That he was able to be even halfway decent in the NBA at the age of 20 is a strong sign of his potential. He's not a starting-caliber point guard and may never become one, but his potential as a scorer and defender could make him an ace third guard.

Rodney Stuckey:

As for Stuckey, his assist and turnover numbers look a whole lot better when you're comparing him to other shooting guards -- suddenly he has the sixth-best pure point rating at the position. But the big item remains free throws. Stuckey ranked fourth among shooting guards with a phenomenal 0.54 free throw attempts per field goal attempt ...

Tayshaun Prince:

Prince declined noticeably at both ends, but that didn't stop the Pistons from pretending he was still good late in the fourth quarter of every close game. ... Prince took nearly seven [long 2-pointers[ a game but made only 38.5 percent of them ...

Jason Maxiell:

Maxiell shot only 58.9 percent in the basket area and relied much more on midrange jumpers, shooting a halfway-decent 39.0 percent on them but taking nearly half his shots outside 10 feet -- a red flag for a supposed energy guy.

Greg Monroe:

In addition, Monroe is already a good passer and will carve up double-teams once they inevitably start coming at him in greater quantity. Despite a lack of muscle he was also in the top quarter of centers in rebound rate at both ends; he has long arms, good anticipation and catches everything.

Jonas Jerebko:

Jerebko still needs to improve his long-range game, but the fact he shot 47.6 percent on 2s beyond 10 feet is an encouraging sign; he just needs to extend that range out and he'll be a real threat as a scorer.

Andre Drummond:

For now, he projects as a DeAndre Jordan clone, but given how young he is there is a fairly enormous upside.

Charlie Villanueva:

Villanueva is a true rarity -- a talented offensive player who averages better than a point every two minutes, yet one who is so amazingly bad on defense that it still renders him unplayable.

Will Bynum:

Bynum ended up with the worst pure point rating of any point guard at -1.95; while he's a shoot-first guard, this is taking it to a bit of an extreme. Combined with the fact his shots weren't going in, it made Bynum difficult to keep on the court.

Corey Maggette:

he can regain enough zip to be a go-to option for the second unit, then he has some use, but that's the ceiling. He can't space the floor, he can't guard, and the past two seasons he hasn't been effective enough to iso him and get out of the way.

Austin Daye:

The "good" news is he was only the second worst in rebound rate. Actually, the rest of his defense wasn't bad -- he ranked in the top 15 of power forwards in both blocks and steals per minute, and saw fewer overwhelming strength matchups given the increasing prevalence of small ball around the league.

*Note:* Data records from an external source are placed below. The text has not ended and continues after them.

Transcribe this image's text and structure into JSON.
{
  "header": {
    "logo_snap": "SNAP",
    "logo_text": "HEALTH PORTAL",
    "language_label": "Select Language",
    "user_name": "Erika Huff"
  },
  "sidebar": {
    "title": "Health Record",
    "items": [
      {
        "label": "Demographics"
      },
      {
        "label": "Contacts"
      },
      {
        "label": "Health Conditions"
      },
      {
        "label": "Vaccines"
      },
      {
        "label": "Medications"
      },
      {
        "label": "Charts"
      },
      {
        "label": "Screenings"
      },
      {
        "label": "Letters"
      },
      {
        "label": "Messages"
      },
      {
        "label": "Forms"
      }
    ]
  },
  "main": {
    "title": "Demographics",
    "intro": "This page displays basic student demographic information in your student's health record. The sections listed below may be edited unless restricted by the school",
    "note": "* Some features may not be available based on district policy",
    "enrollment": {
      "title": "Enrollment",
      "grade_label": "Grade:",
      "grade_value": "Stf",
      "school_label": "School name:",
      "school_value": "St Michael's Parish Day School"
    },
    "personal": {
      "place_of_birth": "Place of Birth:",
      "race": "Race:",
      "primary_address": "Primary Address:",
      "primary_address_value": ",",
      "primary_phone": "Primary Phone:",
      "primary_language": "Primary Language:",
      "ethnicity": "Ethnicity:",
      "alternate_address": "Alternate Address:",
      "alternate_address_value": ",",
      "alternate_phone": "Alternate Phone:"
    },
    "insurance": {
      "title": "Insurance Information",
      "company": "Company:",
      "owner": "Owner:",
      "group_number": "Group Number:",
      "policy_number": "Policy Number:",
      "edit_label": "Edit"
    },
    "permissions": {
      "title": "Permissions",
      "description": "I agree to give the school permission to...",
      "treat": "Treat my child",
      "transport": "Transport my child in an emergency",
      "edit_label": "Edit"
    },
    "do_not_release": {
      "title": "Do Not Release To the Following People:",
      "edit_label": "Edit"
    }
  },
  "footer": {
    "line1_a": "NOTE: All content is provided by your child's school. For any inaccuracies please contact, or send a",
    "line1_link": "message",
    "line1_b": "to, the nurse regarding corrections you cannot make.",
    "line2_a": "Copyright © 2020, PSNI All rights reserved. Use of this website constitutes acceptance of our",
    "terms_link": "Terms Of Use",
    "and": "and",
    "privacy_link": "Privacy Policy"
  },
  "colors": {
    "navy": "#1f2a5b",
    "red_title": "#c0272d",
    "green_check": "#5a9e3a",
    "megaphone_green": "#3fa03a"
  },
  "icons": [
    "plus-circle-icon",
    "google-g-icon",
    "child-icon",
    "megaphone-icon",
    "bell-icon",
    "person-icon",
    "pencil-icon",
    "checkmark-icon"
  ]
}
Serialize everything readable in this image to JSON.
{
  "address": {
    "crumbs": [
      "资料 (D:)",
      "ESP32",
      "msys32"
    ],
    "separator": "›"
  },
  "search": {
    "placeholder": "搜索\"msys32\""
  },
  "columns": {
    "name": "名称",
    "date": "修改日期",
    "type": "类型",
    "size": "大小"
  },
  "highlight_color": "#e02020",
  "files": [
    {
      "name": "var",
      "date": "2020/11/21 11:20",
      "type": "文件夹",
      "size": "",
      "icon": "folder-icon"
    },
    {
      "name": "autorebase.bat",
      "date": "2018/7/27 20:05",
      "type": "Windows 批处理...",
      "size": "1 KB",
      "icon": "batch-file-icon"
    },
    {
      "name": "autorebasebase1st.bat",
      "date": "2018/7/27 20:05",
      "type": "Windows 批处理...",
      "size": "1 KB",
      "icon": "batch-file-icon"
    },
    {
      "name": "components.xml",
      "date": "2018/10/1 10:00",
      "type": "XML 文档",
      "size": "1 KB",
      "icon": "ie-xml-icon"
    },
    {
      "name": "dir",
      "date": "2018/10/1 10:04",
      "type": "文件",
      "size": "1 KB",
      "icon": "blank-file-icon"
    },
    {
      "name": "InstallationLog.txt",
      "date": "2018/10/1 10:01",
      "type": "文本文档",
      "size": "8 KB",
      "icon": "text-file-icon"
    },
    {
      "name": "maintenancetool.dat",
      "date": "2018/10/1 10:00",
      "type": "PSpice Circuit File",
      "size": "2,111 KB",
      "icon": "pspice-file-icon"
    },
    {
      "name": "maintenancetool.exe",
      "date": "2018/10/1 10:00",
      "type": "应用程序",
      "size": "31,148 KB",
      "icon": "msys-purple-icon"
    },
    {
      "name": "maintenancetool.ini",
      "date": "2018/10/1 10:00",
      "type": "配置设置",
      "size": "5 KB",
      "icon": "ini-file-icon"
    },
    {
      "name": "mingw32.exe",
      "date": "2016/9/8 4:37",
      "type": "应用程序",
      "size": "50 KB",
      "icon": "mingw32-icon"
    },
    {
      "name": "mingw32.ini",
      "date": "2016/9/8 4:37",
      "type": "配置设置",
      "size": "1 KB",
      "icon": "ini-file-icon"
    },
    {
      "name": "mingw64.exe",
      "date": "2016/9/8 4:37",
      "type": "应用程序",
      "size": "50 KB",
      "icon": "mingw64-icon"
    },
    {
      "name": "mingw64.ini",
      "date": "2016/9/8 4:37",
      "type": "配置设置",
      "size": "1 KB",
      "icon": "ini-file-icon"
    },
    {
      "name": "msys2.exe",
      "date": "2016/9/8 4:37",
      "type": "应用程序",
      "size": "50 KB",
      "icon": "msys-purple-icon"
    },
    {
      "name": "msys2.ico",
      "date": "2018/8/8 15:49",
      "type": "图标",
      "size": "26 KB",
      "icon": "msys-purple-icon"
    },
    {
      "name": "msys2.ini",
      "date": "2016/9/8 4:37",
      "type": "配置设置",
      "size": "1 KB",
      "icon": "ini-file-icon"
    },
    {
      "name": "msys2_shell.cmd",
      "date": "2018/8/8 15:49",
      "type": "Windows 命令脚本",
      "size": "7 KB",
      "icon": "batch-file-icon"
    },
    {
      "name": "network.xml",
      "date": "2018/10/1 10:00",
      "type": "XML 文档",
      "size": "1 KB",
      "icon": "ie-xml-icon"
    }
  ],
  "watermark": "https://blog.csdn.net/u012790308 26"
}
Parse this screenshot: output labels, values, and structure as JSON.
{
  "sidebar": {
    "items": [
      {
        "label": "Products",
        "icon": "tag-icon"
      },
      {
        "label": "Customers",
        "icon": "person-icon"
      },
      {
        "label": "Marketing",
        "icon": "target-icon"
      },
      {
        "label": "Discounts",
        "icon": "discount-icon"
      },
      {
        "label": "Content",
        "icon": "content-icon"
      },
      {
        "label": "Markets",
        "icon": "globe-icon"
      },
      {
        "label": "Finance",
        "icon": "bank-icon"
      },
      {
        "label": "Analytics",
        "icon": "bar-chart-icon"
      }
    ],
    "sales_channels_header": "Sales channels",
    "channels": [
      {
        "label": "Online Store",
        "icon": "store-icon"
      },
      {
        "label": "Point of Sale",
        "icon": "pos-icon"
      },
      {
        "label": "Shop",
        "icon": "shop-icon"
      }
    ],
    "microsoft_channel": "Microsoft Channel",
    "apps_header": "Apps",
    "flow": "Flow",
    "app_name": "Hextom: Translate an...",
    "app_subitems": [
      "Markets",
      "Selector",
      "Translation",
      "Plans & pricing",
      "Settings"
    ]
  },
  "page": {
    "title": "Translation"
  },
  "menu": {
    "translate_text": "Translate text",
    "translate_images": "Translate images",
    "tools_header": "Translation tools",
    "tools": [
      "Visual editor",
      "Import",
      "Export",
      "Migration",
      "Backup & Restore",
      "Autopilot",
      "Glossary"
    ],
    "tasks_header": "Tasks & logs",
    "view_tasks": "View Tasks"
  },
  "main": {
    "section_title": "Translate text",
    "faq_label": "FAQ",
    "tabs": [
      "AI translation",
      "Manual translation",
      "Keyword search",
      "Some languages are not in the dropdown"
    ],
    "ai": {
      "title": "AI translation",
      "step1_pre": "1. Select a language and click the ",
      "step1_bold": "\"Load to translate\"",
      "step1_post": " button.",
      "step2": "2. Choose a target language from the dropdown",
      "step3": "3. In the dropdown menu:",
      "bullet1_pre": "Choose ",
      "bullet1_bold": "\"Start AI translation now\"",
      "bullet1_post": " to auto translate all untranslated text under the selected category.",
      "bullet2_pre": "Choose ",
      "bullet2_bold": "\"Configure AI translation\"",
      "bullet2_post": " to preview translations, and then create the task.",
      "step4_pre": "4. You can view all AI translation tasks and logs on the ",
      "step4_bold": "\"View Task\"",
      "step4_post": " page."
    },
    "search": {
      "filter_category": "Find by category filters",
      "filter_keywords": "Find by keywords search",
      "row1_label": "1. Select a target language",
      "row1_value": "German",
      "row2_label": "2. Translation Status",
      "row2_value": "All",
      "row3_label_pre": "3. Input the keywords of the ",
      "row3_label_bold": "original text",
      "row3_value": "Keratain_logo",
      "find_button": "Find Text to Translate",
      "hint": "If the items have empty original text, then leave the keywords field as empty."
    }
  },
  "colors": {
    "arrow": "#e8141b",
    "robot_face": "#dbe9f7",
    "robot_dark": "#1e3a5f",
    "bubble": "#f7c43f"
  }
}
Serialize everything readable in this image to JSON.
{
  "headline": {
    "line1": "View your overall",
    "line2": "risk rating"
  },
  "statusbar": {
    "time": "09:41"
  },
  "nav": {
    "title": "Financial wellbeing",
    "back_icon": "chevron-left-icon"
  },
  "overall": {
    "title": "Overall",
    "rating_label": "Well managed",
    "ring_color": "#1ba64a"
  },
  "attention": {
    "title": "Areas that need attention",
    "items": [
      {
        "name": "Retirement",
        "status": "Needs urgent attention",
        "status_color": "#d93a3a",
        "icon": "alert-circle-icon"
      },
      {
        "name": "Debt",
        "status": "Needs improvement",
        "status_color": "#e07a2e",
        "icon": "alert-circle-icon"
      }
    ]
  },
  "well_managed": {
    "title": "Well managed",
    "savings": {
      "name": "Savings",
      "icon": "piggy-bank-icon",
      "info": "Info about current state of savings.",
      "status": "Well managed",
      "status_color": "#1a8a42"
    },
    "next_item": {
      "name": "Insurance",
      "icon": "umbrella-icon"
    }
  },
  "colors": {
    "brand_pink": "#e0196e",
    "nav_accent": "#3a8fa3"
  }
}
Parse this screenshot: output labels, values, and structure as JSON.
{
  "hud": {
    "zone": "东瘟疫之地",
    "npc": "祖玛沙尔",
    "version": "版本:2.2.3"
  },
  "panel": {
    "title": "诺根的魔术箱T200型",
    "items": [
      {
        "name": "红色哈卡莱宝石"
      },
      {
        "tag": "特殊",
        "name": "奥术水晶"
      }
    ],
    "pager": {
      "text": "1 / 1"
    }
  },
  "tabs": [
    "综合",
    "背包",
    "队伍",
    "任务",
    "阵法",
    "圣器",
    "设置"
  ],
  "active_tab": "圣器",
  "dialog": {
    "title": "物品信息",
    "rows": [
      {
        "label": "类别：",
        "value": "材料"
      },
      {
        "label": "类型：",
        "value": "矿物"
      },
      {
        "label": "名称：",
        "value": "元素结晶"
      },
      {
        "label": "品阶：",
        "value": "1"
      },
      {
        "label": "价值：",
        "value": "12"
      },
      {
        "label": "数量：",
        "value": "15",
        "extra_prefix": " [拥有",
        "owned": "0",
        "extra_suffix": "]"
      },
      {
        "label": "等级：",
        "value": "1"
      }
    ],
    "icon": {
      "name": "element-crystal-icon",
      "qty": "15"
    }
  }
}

Kyle Singler:

Singler had a good shooting year in Spain last season, but that was about all he did well; his translated Euroleague stats suggest he'll be a major liability, as he had surprisingly bad turnover numbers and made less than half his 2s.

Kim English:

[English's] senior year at Missouri practically screams fluke from the hilltops. He shot under 40 percent each of his first three seasons and then erupted for 52.1 percent as a senior, including adding nearly 10 percentage points to his 3-point mark.

Khris Middleton:

His best skill, his ability to launch midrange J's over defenders, isn't a terribly valuable one, and it's not clear if he can hang athletically at this level.

Slava Kravtsov:

His high rebound and free throw rates may translate, but the biggest thing for Detroit is to get some more beef inside to help out Greg Monroe.